As should be pretty clear from my posts over the years, I’m a big fan of René Zandbergen: he’s one of the very few Voynich researchers that have managed to keep a consistently clear head over the years, and it is his generally even-handed approach that casts a pleasantly affable shadow over voynich.nu, the website he put together many years ago and still one of the few genuinely useful general-purpose Voynich research resources in Internetland. (Please don’t get me started on the uselessness of the Wikipedia page, I want to keep this under 1000 words).
And so in many ways the news that René has now taken back control of voynich.nu (he stopped updating it in 2004, and then handed it over to Dana Scott to look after for a few years) and begun an HTML makeover on it comes as a very pleasant surprise. It’s already looking much better, and no doubt it will carry on improving for a while yet.
I suppose the key question, though, boils down to this: really, what have we learnt about the VMs in the last six years? And how does the whole voynich.nu programme fit in with where we are now?
It’s important to remember that René’s website, for all its substance, is not some kind of “Encyclopaedia Voynichiana“, trying to compile every comment ever made on every feature, drawing, paragraph, line, word, letter. Rather, it concerns itself at least as much with the historiography of the VMs as with the VMs itself. For some people, that is a strength: yet for me, that remains its central weakness. The basic historiographic problem is that the VMs’ provenance shudders to an awkward halt circa 1608, even though it is (demonstrably, I believe) significantly older than this – in fact, if the recent radiocarbon dating is broadly reliable, the VMs probably predates its appearance at the Rudolfine court by more than 150 years. Which is a bit like trying to use Twitter to grasp the dynamics of Queen Victoria’s court.
What, then, should a 2010 voynich.nu look like? In many important ways, we’ve lost all the major archival battles: Marci pointed us to Kircher and Kircher pointed us to Baresch (and that was the end of that), while Rudolph II and WMV jointly got us to Sinapius (and that was the end of that). All of which formed a pleasant historical pear tree to climb, but ultimately one with no fruit, low-hanging or otherwise. We have all the pathology of a history, but none of the substance: for all the patient research fun trawling the archives can be, this approach has not helped us.

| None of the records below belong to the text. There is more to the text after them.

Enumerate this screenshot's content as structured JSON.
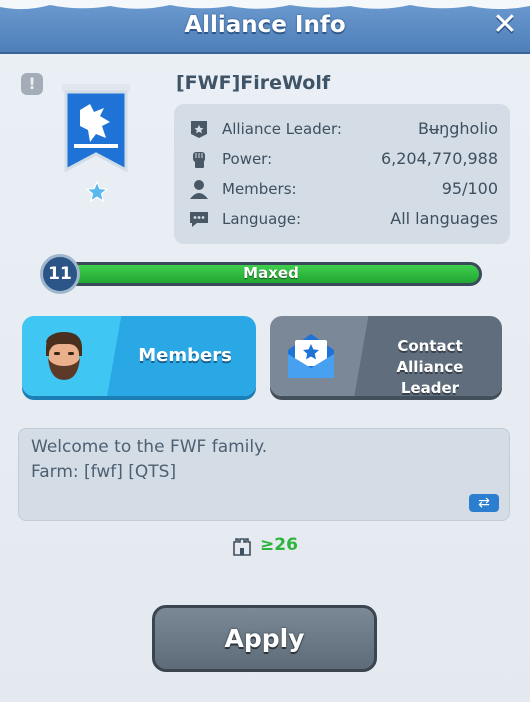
{
  "header": {
    "title": "Alliance Info",
    "close_glyph": "✕"
  },
  "alliance": {
    "name": "[FWF]FireWolf",
    "alert_glyph": "!",
    "stats": [
      {
        "icon": "crest-icon",
        "label": "Alliance Leader:",
        "value": "Bʉŋgholio"
      },
      {
        "icon": "fist-icon",
        "label": "Power:",
        "value": "6,204,770,988"
      },
      {
        "icon": "person-icon",
        "label": "Members:",
        "value": "95/100"
      },
      {
        "icon": "chat-icon",
        "label": "Language:",
        "value": "All languages"
      }
    ]
  },
  "level": {
    "number": "11",
    "status": "Maxed",
    "progress_fraction": 1.0
  },
  "buttons": {
    "members": "Members",
    "contact_line1": "Contact Alliance",
    "contact_line2": "Leader",
    "apply": "Apply"
  },
  "description": {
    "line1": "Welcome to the FWF family.",
    "line2": "Farm: [fwf] [QTS]",
    "translate_glyph": "⇄"
  },
  "requirement": {
    "value": "≥26"
  },
  "colors": {
    "header": "#5b8bc6",
    "progress_green": "#2fbf3f",
    "members_blue": "#2fb2ec",
    "contact_gray": "#6c7a89"
  }
}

And from where I’m sitting, the minute we start defocussing to allow the tsunami of historical possibilities and dead-end theories to wash over us (Wikipedia, anyone?), we’ve basically lost the epistemological fight too. The annoying thing about the VMs is that even though it really is, as I once noted, like a million piece jigsaw, it would probably only take 20 or 30 carefully chosen observations about Voynichese to unlock its cipher. But which 20 or 30 would be the key? We’ll only know in retrospect, I guess. 🙂
Perhaps a revised voynich.nu circa 2010 should focus not on its (let’s face it, fairly damaged and unhelpful) historiography, but rather on what we’ve genuinely learnt about the VMs in and of itself: by which I mean things like…
- the difference between Currier A and Currier B (and all the shades inbetween)
- reconstructing the original page order
- places where the cipher breaks down and/or is hacked (such as space insertion ciphers)
- apparent copying errors
- letter stroke construction and variations
- document constructional details, gatherings vs quires
- internal layering
- the various painters
- handwriting differences and evolution
All of which is very “Voynich 2.0”, but there you go. Really, we do now know a great deal about the VMs that isn’t to do with Marci, Newbold, Brumbaugh, etc: in fact, we have plenty of reasons to be optimistic if we but allow ourselves to be!